Anna was the fourth of 13 children of Count Wolrad II von Waldeck-Eisenberg (1509–1575) and his wife Anastasia Günthera von Schwarzburg-Blankenburg (1528–1570). On June 23, 1575 she became canoness in Gandersheim, and already on September 30, 1577 she was elected dean of the Gandersheim imperial monastery, which had become Evangelical-Lutheran in 1568 under pressure from Duke Julius von Braunschweig-Wolfenbüttel . Anna Erika, who came from the Protestant Count House of Waldeck , supported the abbesses Magdalena von Chlum and Margareta von Chlum , who remained Catholic, in their resistance to the efforts of the Duke to transfer the imperial canonical monastery into state ownership or at least to incorporate its possessions, as she was responsible for its actions brutal was:

  • Magdalena was imprisoned there by the Duke after the monastery building had been occupied and died in custody on the night of January 28-29, 1577;
  • her sister and successor Margarete had to live in the Neuenheerse Abbey for more than 11 years because the duke did not want to recognize the unyielding woman as the abbess of Gandersheim. It was not until 1587 that he recognized her choice.


On April 23, 1589, Anna Erika von Waldeck was elected abbess with only one vote against, her own, as the successor to Margareta von Chlum, who died on April 10, 1589. She became the first Protestant abbess after 36 Catholic predecessors. Duke Julius agreed to the election. For the first time, papal approval for the election of abbesses was no longer obtained; Anna Erika explained that his consent was no longer required, the duke was her pope enough.

Duke Heinrich Julius , son and successor of Duke Julius, who died on May 3, 1589, two weeks after the election of the new abbess, sent his councilors to Gandersheim on January 26, 1590 to re- establish the relationship between the principality and the monastery organize. The negotiations dragged on for more than three years and ended with a success for the monastery: the contract signed on August 20, 1593 confirmed its status as an “imperial free imperial monastery”. However, the duke preserved his rights as sovereign, so that the abbess always had to take his wishes into account. Anna Erika had a good relationship with the ducal family throughout her life.

As early as December 14, 1590, Emperor Rudolf II recognized Anna Erika's election and granted her the regalia and thus the confirmation as imperial princess .

Fire and rebuilding of the abbey

Gandersheim Abbey (2009)

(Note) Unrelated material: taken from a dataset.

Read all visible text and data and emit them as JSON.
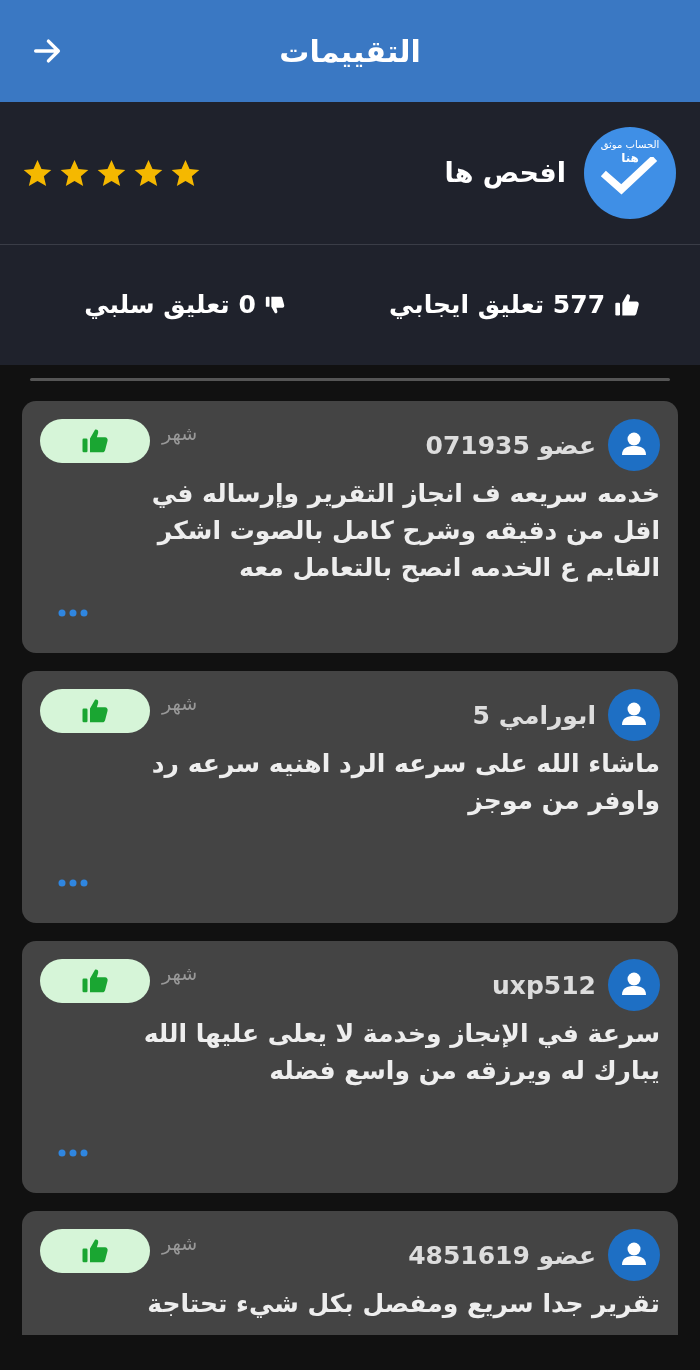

On May 17, 1597, a fire that broke out in a house on the Hagen destroyed the northeastern part of Gandersheim and the abbey. Duke Heinrich Julius assigned the ducal Wilhelmsburg (today the district court and penal institution) to the monastery, sent his master builder Paul Francke , the builder of the Marienkirche in Wolfenbüttel , to Gandersheim, and gave the monastery plenty of building materials for its reconstruction. Anna Erika had the magnificent two-winged Renaissance building of the new abbey built next to the collegiate church in the years 1598–1600 .

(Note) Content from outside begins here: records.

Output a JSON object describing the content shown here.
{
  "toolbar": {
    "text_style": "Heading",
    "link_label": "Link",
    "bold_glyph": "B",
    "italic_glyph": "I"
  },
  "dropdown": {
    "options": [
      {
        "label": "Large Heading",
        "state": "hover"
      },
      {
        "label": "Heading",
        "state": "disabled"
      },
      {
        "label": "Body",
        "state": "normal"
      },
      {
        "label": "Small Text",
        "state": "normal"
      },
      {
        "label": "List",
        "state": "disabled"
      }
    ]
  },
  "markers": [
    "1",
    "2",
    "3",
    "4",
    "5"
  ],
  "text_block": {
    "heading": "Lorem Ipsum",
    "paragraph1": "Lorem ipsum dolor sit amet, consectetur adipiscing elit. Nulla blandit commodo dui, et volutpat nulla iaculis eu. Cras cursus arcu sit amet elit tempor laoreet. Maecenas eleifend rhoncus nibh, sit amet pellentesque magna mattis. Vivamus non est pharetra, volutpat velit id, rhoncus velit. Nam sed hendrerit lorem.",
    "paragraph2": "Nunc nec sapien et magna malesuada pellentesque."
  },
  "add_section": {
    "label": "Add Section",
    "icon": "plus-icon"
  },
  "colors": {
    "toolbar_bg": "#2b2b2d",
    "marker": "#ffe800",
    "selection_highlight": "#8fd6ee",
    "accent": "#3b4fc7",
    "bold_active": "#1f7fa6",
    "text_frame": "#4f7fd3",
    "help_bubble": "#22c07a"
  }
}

Canon and dean at Herford Abbey

In addition to her office in Gandersheim, Anna Erika also held a canonical position at Herford Abbey . When the dean died there in 1607, the chapter there elected Anna Erika as the new dean on October 14, 1607, although she wanted to reside in Gandersheim and not in Herford .


On August 11, 1611 Anna Erika traveled once again to her home in Waldeck. She died on October 15, 1611 in Arolsen Castle . She was buried on October 24th in Mengeringhausen . Her grave slab can still be found in the local St. George's Church. Her portrait can be seen in the Imperial Hall of the Abbey in Bad Gandersheim.


  • Kurt Kronenberg : An important woman from the Waldeck family. Countess Anna Erika von Waldeck ruled the Reichsstift Gandersheim from 1589 to 1611. In: Waldeckischer Landeskalender. Vol. 243, 1970, ZDB -ID 513652-0 , pp. 51-66.
  • Erich Sinramm: The Kaisersaal in Bad Gandersheim and its paintings. City of Bad Gandersheim, Bad Gandersheim 1976.
  • Kurt Kronenberg: The abbesses of the Reichsstift Gandersheim. Publishing house Gandersheimer Kreisblatt, Bad Gandersheim 1981.
  • Axel Christoph Kronenberg: Countess Anna Erika von Waldeck: The first Protestant abbess. (PDF; 2.7 MB) In: Kurzeitung Bad Gandersheim. Edition 2, 2004, ZDB -ID 1412232-7 , pp. 10-11.